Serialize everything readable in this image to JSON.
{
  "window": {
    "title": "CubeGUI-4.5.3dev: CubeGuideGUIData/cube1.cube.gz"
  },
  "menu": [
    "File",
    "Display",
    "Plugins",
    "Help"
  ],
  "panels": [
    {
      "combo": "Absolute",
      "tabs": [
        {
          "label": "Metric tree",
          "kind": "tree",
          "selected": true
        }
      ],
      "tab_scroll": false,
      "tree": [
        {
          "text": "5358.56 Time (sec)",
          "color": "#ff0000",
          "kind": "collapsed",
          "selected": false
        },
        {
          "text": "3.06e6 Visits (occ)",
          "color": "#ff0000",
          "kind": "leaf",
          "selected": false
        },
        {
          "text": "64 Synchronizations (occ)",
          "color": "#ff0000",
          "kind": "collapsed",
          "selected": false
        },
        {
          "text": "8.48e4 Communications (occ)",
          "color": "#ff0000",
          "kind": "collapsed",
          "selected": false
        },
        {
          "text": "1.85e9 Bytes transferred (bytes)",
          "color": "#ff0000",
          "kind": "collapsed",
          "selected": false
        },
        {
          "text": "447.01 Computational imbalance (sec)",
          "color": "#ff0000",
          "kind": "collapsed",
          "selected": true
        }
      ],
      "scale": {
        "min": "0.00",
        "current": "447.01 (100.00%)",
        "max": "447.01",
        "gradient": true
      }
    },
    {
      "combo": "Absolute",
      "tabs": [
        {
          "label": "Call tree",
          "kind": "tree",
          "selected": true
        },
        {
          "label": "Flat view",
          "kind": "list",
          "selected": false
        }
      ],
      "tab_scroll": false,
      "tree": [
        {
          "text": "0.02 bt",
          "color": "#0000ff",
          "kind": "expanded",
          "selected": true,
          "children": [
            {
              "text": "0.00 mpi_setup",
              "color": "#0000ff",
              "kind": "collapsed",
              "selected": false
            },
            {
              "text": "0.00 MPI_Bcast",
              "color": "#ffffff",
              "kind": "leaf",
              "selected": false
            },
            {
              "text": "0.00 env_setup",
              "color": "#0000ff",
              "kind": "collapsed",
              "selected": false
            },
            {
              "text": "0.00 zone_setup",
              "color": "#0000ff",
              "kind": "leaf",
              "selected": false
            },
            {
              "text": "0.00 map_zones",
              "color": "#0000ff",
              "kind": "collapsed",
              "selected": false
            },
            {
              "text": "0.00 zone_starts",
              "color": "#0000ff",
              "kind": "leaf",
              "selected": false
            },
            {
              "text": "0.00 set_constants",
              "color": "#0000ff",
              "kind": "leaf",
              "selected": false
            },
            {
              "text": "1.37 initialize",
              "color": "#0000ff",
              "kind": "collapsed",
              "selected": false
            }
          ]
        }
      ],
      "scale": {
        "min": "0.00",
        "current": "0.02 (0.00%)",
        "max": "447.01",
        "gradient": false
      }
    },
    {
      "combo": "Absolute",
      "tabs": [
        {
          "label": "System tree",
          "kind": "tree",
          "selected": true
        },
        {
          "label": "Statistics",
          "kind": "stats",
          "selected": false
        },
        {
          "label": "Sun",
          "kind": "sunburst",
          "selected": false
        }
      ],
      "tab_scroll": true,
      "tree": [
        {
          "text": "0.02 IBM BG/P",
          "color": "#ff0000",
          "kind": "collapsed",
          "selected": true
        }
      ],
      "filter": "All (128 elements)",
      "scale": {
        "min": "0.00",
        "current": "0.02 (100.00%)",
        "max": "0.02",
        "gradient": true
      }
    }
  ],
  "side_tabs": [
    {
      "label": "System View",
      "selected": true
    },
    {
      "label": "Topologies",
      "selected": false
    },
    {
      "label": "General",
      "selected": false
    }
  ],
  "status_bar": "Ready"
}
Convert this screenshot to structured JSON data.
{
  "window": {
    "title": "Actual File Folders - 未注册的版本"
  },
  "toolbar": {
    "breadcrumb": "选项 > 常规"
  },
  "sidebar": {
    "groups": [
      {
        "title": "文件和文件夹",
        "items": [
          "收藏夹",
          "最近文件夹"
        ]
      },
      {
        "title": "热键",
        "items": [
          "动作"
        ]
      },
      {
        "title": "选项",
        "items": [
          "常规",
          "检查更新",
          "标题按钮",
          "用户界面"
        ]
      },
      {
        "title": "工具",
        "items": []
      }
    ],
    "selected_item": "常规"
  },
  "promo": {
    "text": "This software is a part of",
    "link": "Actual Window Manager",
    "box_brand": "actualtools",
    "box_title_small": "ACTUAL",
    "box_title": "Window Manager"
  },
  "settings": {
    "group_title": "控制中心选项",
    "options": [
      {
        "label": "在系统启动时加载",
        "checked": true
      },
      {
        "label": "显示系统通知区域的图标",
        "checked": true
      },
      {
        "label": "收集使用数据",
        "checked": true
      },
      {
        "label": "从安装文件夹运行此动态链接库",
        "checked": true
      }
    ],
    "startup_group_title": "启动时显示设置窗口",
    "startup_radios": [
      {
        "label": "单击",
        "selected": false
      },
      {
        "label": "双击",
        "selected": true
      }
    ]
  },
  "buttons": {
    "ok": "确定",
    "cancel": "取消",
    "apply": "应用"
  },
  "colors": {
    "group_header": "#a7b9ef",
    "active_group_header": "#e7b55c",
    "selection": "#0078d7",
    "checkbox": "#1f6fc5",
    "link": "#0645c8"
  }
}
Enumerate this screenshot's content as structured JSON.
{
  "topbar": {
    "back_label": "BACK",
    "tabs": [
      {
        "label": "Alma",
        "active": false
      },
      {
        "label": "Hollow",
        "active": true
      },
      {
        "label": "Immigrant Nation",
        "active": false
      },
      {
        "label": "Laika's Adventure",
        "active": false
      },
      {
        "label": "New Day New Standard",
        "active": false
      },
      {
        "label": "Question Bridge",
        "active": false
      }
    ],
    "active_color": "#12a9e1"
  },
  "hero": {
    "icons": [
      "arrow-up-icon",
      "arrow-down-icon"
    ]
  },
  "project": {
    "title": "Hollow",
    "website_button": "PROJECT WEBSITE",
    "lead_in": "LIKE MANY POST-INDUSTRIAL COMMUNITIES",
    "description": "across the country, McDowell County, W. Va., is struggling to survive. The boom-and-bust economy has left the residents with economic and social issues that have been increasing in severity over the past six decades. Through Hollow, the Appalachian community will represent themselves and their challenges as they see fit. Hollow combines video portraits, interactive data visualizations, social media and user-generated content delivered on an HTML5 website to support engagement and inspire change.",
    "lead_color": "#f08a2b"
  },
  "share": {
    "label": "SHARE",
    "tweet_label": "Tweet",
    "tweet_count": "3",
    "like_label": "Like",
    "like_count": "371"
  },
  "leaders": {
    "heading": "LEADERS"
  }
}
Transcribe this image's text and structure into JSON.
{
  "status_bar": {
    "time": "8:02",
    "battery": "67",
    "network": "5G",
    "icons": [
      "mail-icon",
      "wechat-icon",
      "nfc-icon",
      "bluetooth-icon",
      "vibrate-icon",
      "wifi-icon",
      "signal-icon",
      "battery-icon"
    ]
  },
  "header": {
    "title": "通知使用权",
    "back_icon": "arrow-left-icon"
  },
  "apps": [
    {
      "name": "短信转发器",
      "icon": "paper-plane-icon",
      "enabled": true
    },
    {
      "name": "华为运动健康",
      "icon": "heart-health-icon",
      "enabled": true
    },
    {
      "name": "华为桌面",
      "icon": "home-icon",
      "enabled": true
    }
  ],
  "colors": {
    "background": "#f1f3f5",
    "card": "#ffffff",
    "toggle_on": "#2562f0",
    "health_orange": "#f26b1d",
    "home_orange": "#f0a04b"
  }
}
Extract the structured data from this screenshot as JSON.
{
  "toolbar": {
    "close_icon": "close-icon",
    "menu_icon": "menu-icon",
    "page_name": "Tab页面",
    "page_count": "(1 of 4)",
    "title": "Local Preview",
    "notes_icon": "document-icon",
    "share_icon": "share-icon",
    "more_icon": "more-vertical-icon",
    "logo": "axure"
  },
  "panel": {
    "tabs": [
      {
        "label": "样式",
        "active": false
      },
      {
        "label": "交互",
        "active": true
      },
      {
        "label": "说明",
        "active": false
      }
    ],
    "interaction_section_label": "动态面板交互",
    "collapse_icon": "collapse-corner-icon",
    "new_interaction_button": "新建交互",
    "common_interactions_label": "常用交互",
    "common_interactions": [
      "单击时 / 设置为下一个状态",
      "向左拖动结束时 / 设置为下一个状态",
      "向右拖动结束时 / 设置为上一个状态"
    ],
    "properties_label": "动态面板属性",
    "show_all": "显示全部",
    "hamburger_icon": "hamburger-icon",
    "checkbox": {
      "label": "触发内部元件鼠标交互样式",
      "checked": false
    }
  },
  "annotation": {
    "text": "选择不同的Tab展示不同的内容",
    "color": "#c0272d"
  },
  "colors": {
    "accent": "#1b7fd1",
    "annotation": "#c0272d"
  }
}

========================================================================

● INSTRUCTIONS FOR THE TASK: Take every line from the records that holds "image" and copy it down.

● RESPONSE TO THIS EXERCISE:
Serialize everything readable in this image to JSON.
Transcribe this image's text and structure into JSON.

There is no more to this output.